Directions: The listing below must be repeated word for word, with its images excluded.
───── Extracted entries ─────
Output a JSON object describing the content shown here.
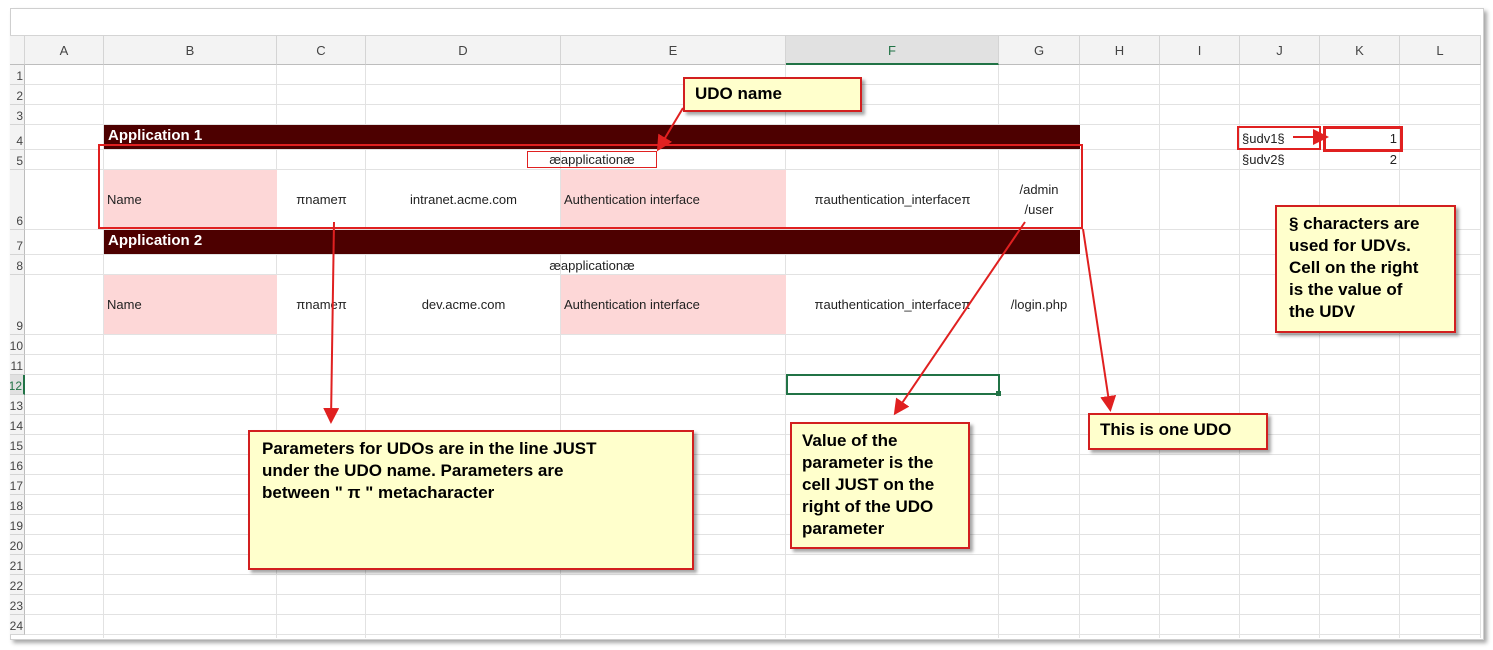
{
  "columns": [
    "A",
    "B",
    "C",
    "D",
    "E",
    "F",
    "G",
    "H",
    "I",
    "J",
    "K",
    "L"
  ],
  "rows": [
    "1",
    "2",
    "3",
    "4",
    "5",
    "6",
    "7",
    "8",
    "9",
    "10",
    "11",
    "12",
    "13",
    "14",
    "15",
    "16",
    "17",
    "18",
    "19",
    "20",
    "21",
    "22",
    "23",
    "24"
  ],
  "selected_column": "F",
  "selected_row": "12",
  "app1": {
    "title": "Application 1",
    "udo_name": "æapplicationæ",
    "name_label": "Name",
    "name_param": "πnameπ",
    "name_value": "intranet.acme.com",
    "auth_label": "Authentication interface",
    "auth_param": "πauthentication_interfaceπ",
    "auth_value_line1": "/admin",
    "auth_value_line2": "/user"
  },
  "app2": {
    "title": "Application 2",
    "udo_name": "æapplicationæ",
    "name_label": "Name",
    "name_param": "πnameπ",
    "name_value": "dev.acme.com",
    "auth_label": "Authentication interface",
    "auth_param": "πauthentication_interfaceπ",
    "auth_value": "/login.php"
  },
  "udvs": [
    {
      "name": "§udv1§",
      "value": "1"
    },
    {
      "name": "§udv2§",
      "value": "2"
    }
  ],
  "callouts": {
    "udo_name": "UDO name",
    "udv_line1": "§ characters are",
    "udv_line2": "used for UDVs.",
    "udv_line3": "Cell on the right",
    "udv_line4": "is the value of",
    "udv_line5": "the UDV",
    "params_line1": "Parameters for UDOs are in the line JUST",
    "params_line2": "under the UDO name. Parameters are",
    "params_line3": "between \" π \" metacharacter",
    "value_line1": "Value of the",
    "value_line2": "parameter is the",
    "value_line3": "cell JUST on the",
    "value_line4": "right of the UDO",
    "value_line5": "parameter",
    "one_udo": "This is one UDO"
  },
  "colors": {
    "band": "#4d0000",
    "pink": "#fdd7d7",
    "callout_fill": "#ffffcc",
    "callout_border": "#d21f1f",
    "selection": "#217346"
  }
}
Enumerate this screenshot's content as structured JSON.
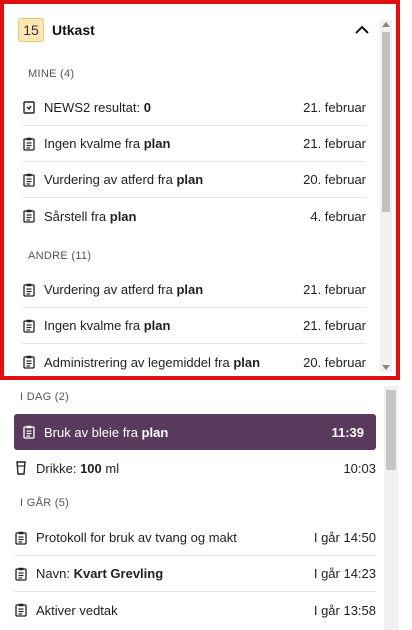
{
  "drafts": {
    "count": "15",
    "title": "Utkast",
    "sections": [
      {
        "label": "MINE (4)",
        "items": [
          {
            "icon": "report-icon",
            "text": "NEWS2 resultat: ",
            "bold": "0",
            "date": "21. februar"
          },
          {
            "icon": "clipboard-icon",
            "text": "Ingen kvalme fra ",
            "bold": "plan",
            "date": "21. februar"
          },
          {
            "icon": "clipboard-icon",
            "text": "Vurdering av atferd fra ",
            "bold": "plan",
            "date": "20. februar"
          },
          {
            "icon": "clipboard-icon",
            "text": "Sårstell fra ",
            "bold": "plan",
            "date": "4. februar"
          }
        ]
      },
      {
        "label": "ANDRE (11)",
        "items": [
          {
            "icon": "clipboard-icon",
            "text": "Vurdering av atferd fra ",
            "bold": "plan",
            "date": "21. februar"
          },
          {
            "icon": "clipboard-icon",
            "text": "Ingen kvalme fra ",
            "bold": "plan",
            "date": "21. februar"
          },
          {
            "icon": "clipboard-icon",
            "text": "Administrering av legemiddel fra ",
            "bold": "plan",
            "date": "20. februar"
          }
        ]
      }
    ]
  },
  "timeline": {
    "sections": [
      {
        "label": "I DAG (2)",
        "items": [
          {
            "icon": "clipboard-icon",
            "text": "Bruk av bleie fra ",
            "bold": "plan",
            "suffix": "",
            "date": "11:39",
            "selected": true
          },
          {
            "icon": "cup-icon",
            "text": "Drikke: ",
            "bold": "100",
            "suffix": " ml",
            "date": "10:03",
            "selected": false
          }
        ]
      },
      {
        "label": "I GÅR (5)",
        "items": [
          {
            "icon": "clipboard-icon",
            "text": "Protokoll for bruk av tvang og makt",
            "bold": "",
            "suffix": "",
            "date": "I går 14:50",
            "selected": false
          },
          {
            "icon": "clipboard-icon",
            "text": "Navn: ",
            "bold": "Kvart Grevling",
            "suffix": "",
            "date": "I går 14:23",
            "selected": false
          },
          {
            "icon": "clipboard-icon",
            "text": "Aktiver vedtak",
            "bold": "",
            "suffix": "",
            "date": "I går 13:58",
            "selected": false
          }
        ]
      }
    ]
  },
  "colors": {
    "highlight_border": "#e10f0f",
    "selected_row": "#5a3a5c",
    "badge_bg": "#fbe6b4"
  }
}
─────
Answer to the exercise:
Output a JSON object describing the content shown here.
{
  "columns": [
    "A",
    "B",
    "C",
    "D",
    "E",
    "F",
    "G",
    "H",
    "I",
    "J",
    "K",
    "L"
  ],
  "rows": [
    "1",
    "2",
    "3",
    "4",
    "5",
    "6",
    "7",
    "8",
    "9",
    "10",
    "11",
    "12",
    "13",
    "14",
    "15",
    "16",
    "17",
    "18",
    "19",
    "20",
    "21",
    "22",
    "23",
    "24"
  ],
  "selected_column": "F",
  "selected_row": "12",
  "app1": {
    "title": "Application 1",
    "udo_name": "æapplicationæ",
    "name_label": "Name",
    "name_param": "πnameπ",
    "name_value": "intranet.acme.com",
    "auth_label": "Authentication interface",
    "auth_param": "πauthentication_interfaceπ",
    "auth_value_line1": "/admin",
    "auth_value_line2": "/user"
  },
  "app2": {
    "title": "Application 2",
    "udo_name": "æapplicationæ",
    "name_label": "Name",
    "name_param": "πnameπ",
    "name_value": "dev.acme.com",
    "auth_label": "Authentication interface",
    "auth_param": "πauthentication_interfaceπ",
    "auth_value": "/login.php"
  },
  "udvs": [
    {
      "name": "§udv1§",
      "value": "1"
    },
    {
      "name": "§udv2§",
      "value": "2"
    }
  ],
  "callouts": {
    "udo_name": "UDO name",
    "udv_line1": "§ characters are",
    "udv_line2": "used for UDVs.",
    "udv_line3": "Cell on the right",
    "udv_line4": "is the value of",
    "udv_line5": "the UDV",
    "params_line1": "Parameters for UDOs are in the line JUST",
    "params_line2": "under the UDO name. Parameters are",
    "params_line3": "between \" π \" metacharacter",
    "value_line1": "Value of the",
    "value_line2": "parameter is the",
    "value_line3": "cell JUST on the",
    "value_line4": "right of the UDO",
    "value_line5": "parameter",
    "one_udo": "This is one UDO"
  },
  "colors": {
    "band": "#4d0000",
    "pink": "#fdd7d7",
    "callout_fill": "#ffffcc",
    "callout_border": "#d21f1f",
    "selection": "#217346"
  }
}
Enumerate this screenshot's content as structured JSON.
{
  "drafts": {
    "count": "15",
    "title": "Utkast",
    "sections": [
      {
        "label": "MINE (4)",
        "items": [
          {
            "icon": "report-icon",
            "text": "NEWS2 resultat: ",
            "bold": "0",
            "date": "21. februar"
          },
          {
            "icon": "clipboard-icon",
            "text": "Ingen kvalme fra ",
            "bold": "plan",
            "date": "21. februar"
          },
          {
            "icon": "clipboard-icon",
            "text": "Vurdering av atferd fra ",
            "bold": "plan",
            "date": "20. februar"
          },
          {
            "icon": "clipboard-icon",
            "text": "Sårstell fra ",
            "bold": "plan",
            "date": "4. februar"
          }
        ]
      },
      {
        "label": "ANDRE (11)",
        "items": [
          {
            "icon": "clipboard-icon",
            "text": "Vurdering av atferd fra ",
            "bold": "plan",
            "date": "21. februar"
          },
          {
            "icon": "clipboard-icon",
            "text": "Ingen kvalme fra ",
            "bold": "plan",
            "date": "21. februar"
          },
          {
            "icon": "clipboard-icon",
            "text": "Administrering av legemiddel fra ",
            "bold": "plan",
            "date": "20. februar"
          }
        ]
      }
    ]
  },
  "timeline": {
    "sections": [
      {
        "label": "I DAG (2)",
        "items": [
          {
            "icon": "clipboard-icon",
            "text": "Bruk av bleie fra ",
            "bold": "plan",
            "suffix": "",
            "date": "11:39",
            "selected": true
          },
          {
            "icon": "cup-icon",
            "text": "Drikke: ",
            "bold": "100",
            "suffix": " ml",
            "date": "10:03",
            "selected": false
          }
        ]
      },
      {
        "label": "I GÅR (5)",
        "items": [
          {
            "icon": "clipboard-icon",
            "text": "Protokoll for bruk av tvang og makt",
            "bold": "",
            "suffix": "",
            "date": "I går 14:50",
            "selected": false
          },
          {
            "icon": "clipboard-icon",
            "text": "Navn: ",
            "bold": "Kvart Grevling",
            "suffix": "",
            "date": "I går 14:23",
            "selected": false
          },
          {
            "icon": "clipboard-icon",
            "text": "Aktiver vedtak",
            "bold": "",
            "suffix": "",
            "date": "I går 13:58",
            "selected": false
          }
        ]
      }
    ]
  },
  "colors": {
    "highlight_border": "#e10f0f",
    "selected_row": "#5a3a5c",
    "badge_bg": "#fbe6b4"
  }
}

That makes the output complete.